··· WORKING DATA ···
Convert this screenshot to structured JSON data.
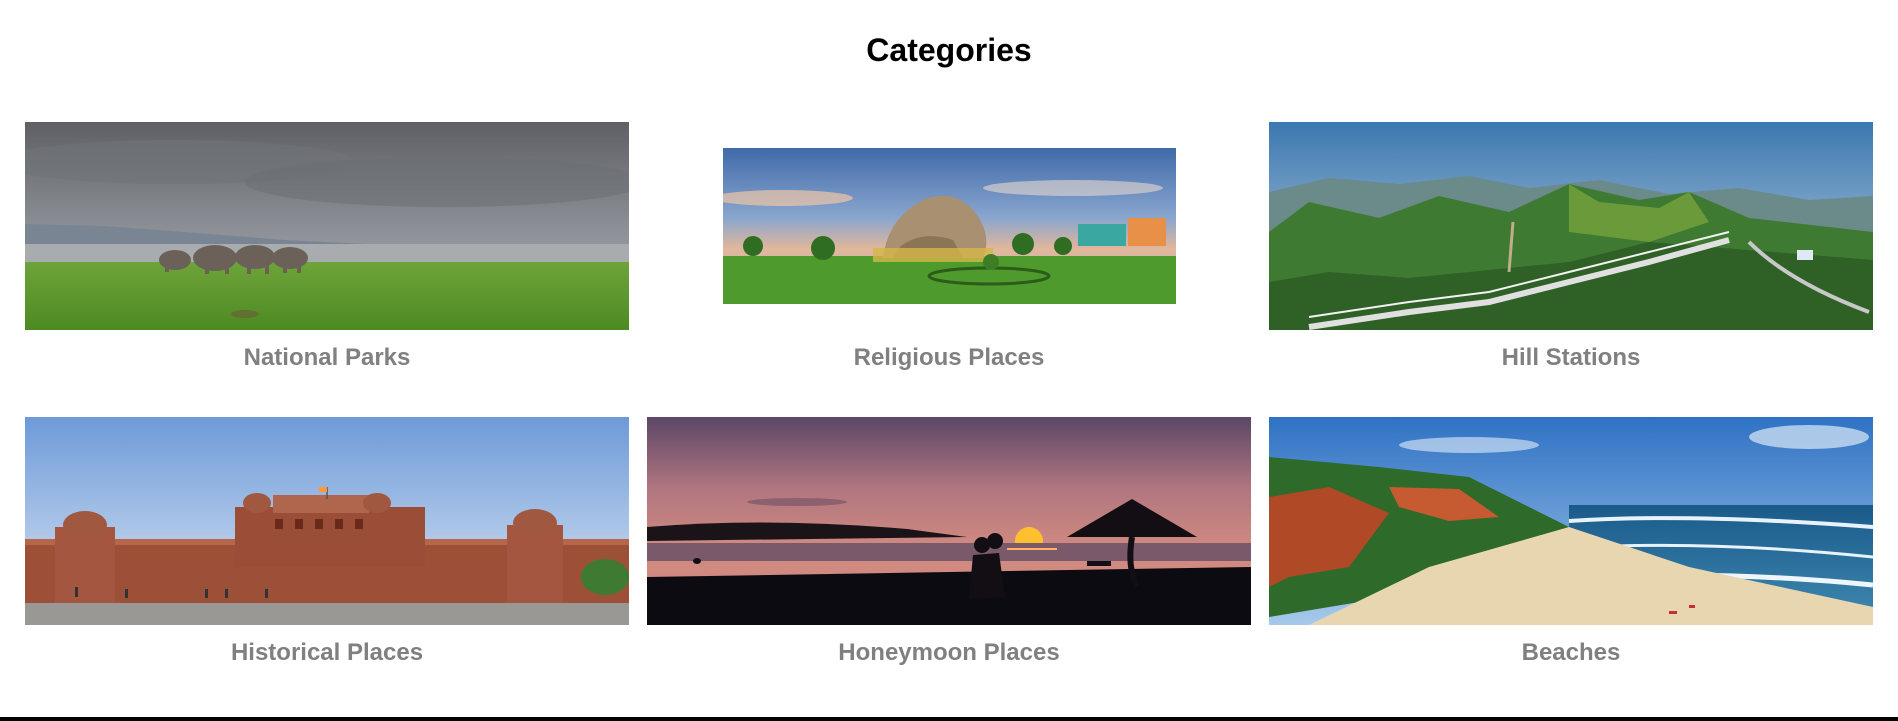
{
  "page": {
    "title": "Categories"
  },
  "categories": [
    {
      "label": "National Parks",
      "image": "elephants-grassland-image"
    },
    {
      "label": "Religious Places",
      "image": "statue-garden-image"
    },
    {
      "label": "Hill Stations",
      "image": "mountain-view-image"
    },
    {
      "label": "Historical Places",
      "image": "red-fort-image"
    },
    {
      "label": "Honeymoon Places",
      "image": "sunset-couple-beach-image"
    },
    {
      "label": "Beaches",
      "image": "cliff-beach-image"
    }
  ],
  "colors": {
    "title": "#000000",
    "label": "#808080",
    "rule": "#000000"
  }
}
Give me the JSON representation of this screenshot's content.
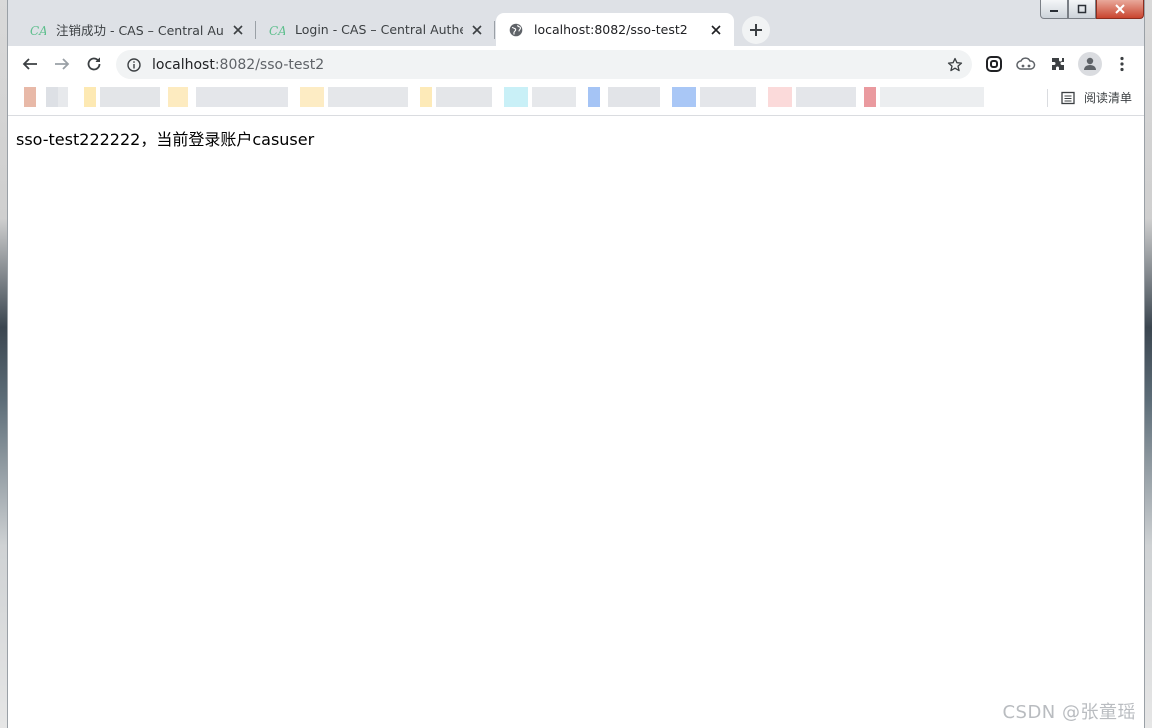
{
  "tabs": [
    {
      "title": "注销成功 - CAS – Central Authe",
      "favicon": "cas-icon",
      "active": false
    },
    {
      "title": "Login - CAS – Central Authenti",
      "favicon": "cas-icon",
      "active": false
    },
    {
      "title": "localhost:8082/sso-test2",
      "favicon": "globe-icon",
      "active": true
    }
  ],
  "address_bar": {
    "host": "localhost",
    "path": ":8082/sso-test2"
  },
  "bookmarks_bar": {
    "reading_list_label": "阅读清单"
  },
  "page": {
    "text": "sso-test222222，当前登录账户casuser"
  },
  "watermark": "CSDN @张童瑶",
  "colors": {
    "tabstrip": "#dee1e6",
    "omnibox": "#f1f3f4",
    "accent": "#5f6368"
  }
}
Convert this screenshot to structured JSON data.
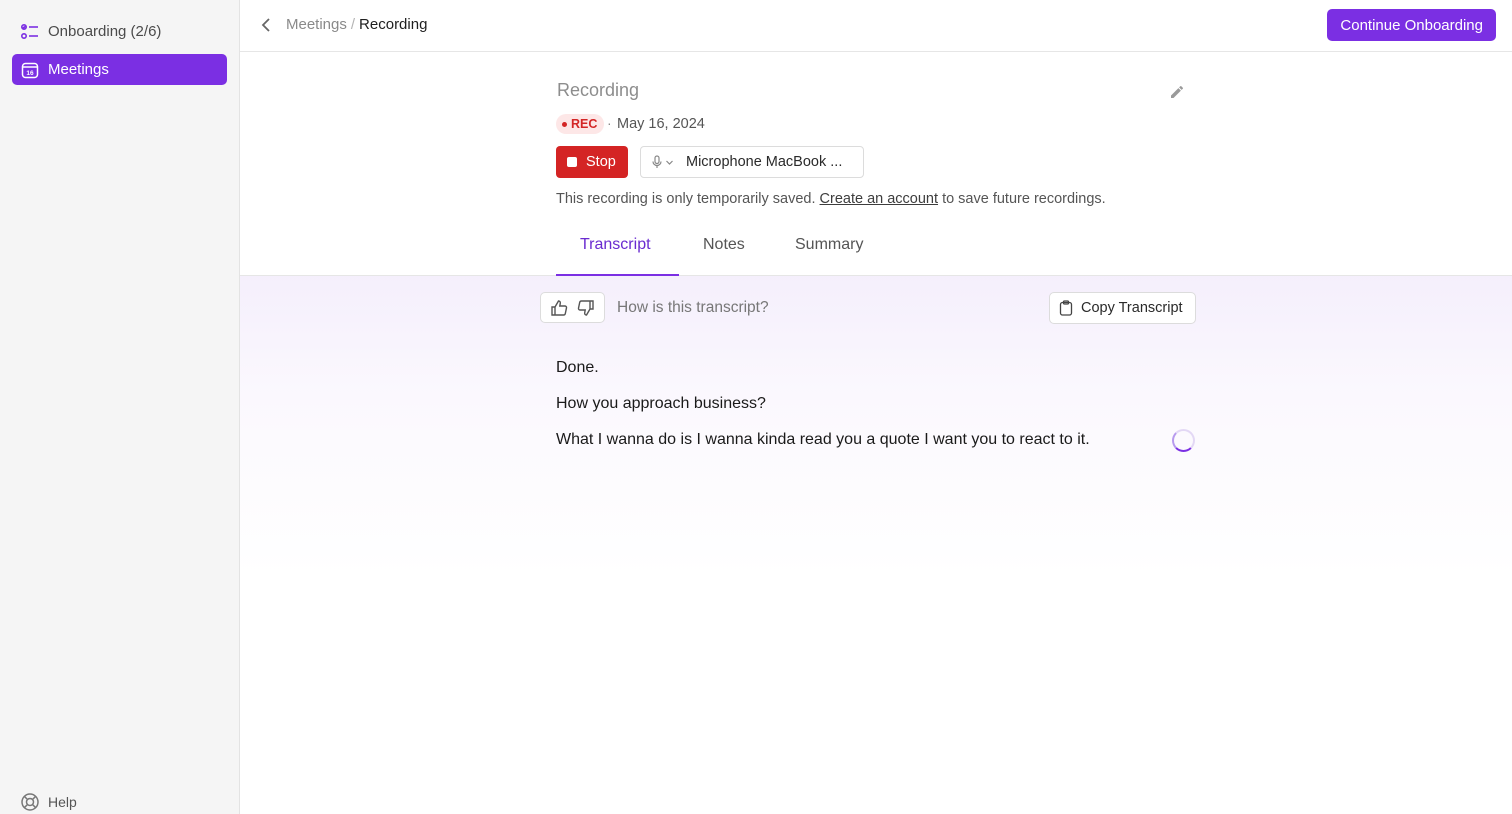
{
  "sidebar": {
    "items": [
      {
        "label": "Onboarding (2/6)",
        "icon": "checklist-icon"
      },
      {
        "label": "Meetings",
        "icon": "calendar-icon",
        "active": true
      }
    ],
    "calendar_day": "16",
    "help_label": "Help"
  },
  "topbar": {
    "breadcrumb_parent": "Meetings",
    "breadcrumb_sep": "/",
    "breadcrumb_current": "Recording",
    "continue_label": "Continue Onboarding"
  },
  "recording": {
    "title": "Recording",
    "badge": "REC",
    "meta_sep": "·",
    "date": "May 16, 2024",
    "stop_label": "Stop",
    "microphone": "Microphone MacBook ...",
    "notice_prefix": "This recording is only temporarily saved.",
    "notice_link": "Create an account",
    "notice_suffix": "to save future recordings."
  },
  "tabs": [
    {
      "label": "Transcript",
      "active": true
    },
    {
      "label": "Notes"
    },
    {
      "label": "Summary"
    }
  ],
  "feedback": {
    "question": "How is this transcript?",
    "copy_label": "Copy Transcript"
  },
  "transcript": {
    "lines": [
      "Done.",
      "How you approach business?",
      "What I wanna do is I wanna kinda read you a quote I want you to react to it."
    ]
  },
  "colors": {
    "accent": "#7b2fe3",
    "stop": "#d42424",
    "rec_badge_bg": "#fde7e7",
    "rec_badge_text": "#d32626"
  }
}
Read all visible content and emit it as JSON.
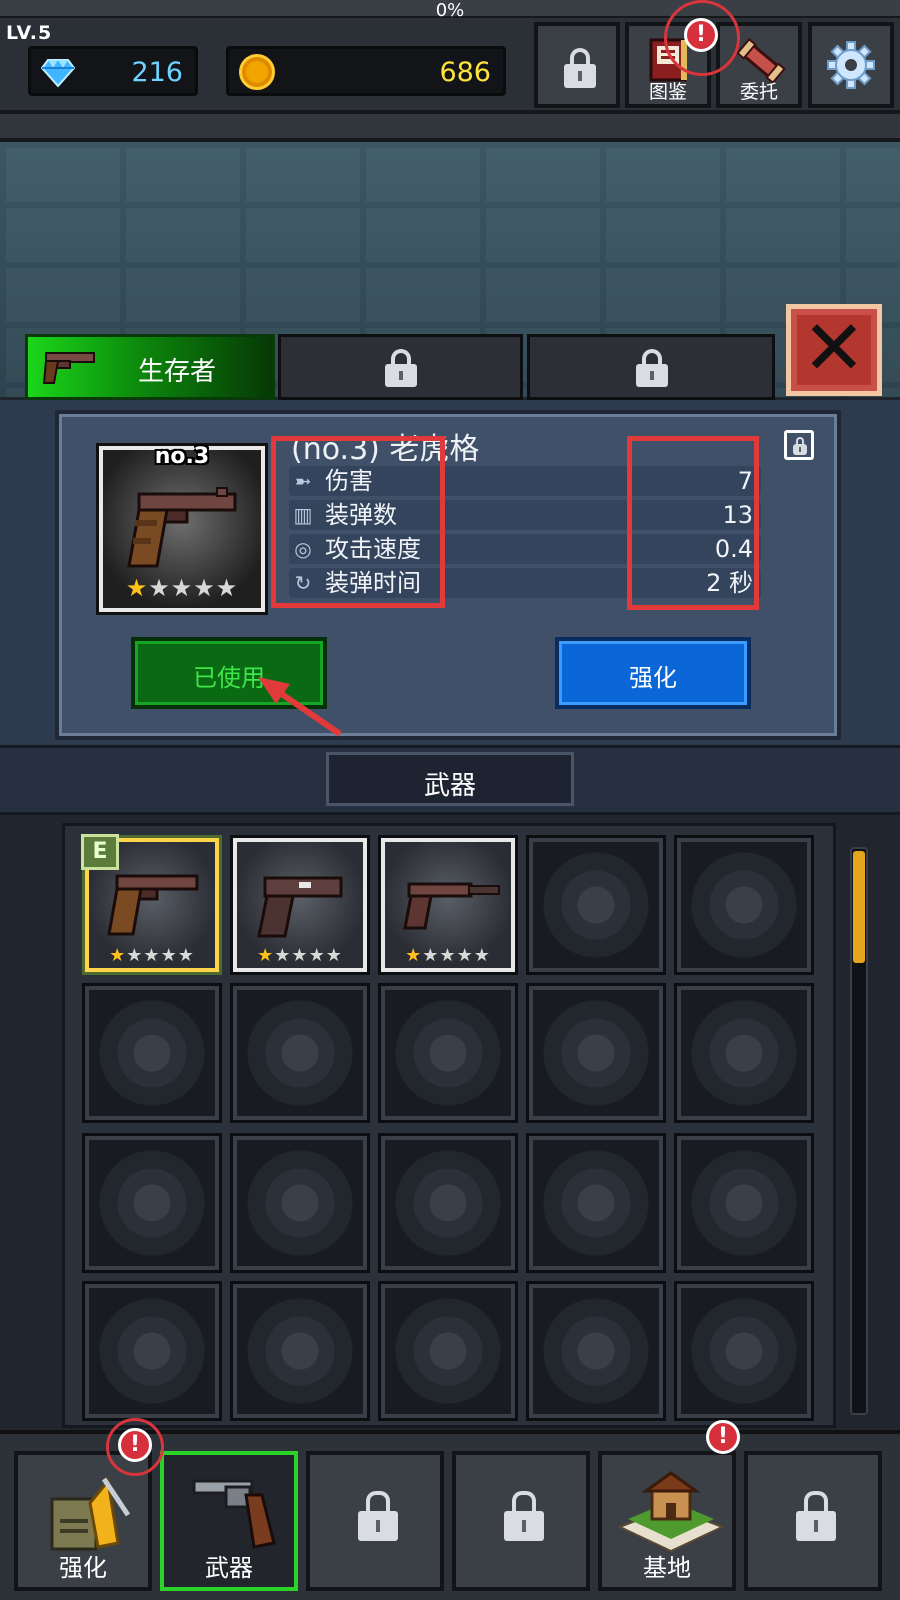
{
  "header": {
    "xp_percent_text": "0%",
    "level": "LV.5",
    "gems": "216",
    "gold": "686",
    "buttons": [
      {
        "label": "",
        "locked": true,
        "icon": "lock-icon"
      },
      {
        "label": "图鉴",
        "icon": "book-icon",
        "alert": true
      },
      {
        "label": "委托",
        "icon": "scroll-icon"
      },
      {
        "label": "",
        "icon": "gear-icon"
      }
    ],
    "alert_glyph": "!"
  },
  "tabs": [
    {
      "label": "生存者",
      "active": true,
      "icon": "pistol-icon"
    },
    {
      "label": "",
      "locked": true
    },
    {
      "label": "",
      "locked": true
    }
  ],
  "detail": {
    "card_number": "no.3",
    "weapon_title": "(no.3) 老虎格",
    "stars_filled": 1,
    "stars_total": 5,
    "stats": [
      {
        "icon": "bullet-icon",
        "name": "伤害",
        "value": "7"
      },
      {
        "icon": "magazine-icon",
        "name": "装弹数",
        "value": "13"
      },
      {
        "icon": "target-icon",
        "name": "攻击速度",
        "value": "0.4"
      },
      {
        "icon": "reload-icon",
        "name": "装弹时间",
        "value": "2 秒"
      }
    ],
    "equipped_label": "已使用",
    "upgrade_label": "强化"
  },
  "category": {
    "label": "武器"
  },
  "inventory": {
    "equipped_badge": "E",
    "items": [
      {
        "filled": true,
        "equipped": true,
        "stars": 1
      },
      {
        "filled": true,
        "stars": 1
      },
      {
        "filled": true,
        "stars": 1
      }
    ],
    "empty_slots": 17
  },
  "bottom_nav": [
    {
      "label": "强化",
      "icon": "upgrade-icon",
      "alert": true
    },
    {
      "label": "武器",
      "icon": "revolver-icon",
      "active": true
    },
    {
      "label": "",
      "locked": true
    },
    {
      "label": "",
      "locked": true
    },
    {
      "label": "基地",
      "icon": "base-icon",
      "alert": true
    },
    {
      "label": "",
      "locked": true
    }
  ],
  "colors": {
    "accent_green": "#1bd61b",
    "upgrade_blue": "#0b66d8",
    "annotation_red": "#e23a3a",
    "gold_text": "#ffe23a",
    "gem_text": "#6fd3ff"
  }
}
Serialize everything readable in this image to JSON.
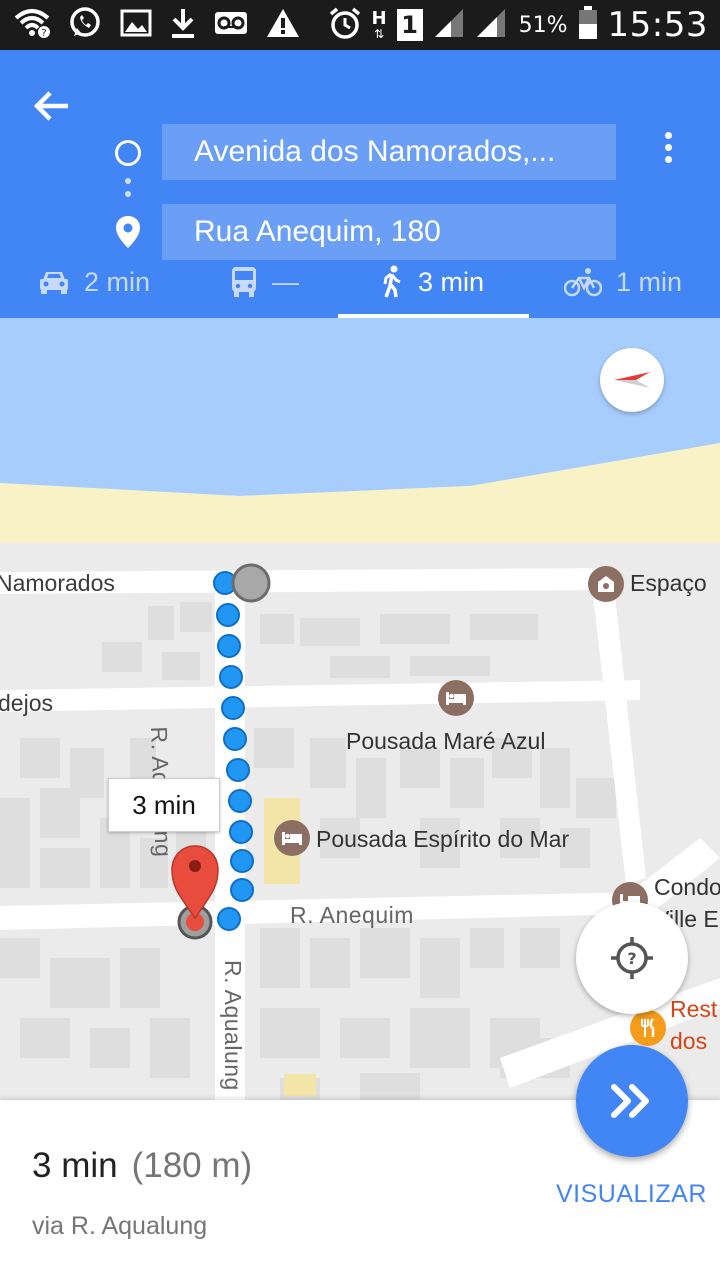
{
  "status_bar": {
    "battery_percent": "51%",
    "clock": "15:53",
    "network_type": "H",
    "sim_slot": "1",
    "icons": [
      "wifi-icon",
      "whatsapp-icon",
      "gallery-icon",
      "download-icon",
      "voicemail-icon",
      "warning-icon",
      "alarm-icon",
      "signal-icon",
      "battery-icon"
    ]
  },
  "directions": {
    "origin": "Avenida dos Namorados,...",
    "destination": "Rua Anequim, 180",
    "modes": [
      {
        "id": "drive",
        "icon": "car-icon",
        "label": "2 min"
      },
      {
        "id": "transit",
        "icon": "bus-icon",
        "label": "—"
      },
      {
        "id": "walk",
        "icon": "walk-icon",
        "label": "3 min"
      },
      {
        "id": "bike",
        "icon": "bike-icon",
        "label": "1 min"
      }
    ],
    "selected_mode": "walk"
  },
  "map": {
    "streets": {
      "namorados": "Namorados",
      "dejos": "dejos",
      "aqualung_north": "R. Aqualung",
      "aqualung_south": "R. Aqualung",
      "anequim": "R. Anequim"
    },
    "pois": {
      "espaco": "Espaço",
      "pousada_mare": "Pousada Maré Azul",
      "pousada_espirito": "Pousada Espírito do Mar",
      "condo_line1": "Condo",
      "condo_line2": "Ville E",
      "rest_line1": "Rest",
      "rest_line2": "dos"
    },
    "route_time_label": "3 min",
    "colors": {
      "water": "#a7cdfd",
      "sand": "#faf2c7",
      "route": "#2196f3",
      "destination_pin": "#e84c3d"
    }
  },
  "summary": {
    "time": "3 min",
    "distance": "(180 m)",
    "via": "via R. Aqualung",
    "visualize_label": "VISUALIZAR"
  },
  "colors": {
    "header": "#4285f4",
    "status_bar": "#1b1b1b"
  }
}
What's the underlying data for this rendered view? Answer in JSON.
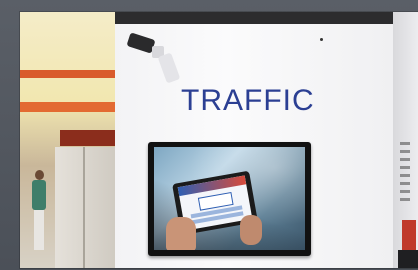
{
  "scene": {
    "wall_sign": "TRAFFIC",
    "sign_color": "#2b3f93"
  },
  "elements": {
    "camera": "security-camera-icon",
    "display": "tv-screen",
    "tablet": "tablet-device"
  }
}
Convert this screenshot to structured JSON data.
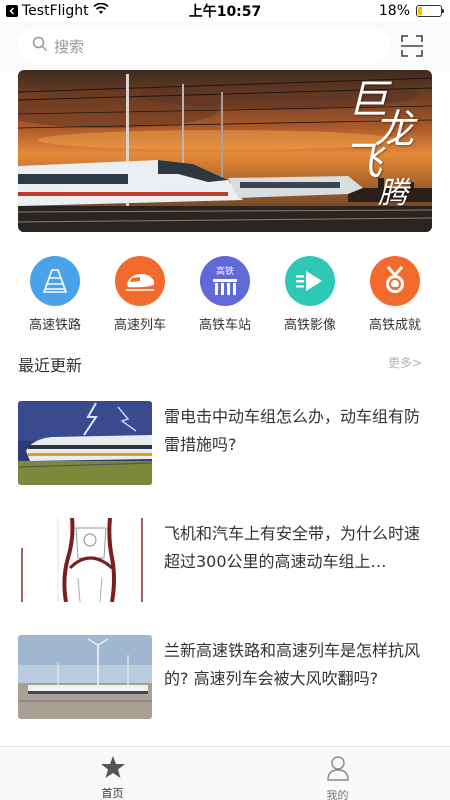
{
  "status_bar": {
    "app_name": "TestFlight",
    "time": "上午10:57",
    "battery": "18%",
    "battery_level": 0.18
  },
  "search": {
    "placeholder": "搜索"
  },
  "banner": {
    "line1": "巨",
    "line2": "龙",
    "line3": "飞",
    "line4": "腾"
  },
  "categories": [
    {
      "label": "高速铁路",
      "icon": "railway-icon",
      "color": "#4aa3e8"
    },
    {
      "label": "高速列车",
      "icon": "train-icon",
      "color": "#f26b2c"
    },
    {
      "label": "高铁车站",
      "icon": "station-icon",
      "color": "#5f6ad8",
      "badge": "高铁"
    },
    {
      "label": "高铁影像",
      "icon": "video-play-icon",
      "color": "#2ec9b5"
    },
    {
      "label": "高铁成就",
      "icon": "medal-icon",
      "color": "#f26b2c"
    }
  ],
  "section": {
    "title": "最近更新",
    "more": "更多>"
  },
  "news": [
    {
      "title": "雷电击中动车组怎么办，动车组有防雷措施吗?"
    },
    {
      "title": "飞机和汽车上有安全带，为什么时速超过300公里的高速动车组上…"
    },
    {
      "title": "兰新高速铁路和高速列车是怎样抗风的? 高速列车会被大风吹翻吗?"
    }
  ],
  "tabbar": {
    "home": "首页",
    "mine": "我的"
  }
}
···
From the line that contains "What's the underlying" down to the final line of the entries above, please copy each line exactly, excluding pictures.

_EXPECTED ANSWER_
What's the underlying data for this rendered view? Answer in JSON.
{
  "scene": {
    "wall_sign": "TRAFFIC",
    "sign_color": "#2b3f93"
  },
  "elements": {
    "camera": "security-camera-icon",
    "display": "tv-screen",
    "tablet": "tablet-device"
  }
}
Convert this screenshot to structured JSON data.
{
  "status_bar": {
    "app_name": "TestFlight",
    "time": "上午10:57",
    "battery": "18%",
    "battery_level": 0.18
  },
  "search": {
    "placeholder": "搜索"
  },
  "banner": {
    "line1": "巨",
    "line2": "龙",
    "line3": "飞",
    "line4": "腾"
  },
  "categories": [
    {
      "label": "高速铁路",
      "icon": "railway-icon",
      "color": "#4aa3e8"
    },
    {
      "label": "高速列车",
      "icon": "train-icon",
      "color": "#f26b2c"
    },
    {
      "label": "高铁车站",
      "icon": "station-icon",
      "color": "#5f6ad8",
      "badge": "高铁"
    },
    {
      "label": "高铁影像",
      "icon": "video-play-icon",
      "color": "#2ec9b5"
    },
    {
      "label": "高铁成就",
      "icon": "medal-icon",
      "color": "#f26b2c"
    }
  ],
  "section": {
    "title": "最近更新",
    "more": "更多>"
  },
  "news": [
    {
      "title": "雷电击中动车组怎么办，动车组有防雷措施吗?"
    },
    {
      "title": "飞机和汽车上有安全带，为什么时速超过300公里的高速动车组上…"
    },
    {
      "title": "兰新高速铁路和高速列车是怎样抗风的? 高速列车会被大风吹翻吗?"
    }
  ],
  "tabbar": {
    "home": "首页",
    "mine": "我的"
  }
}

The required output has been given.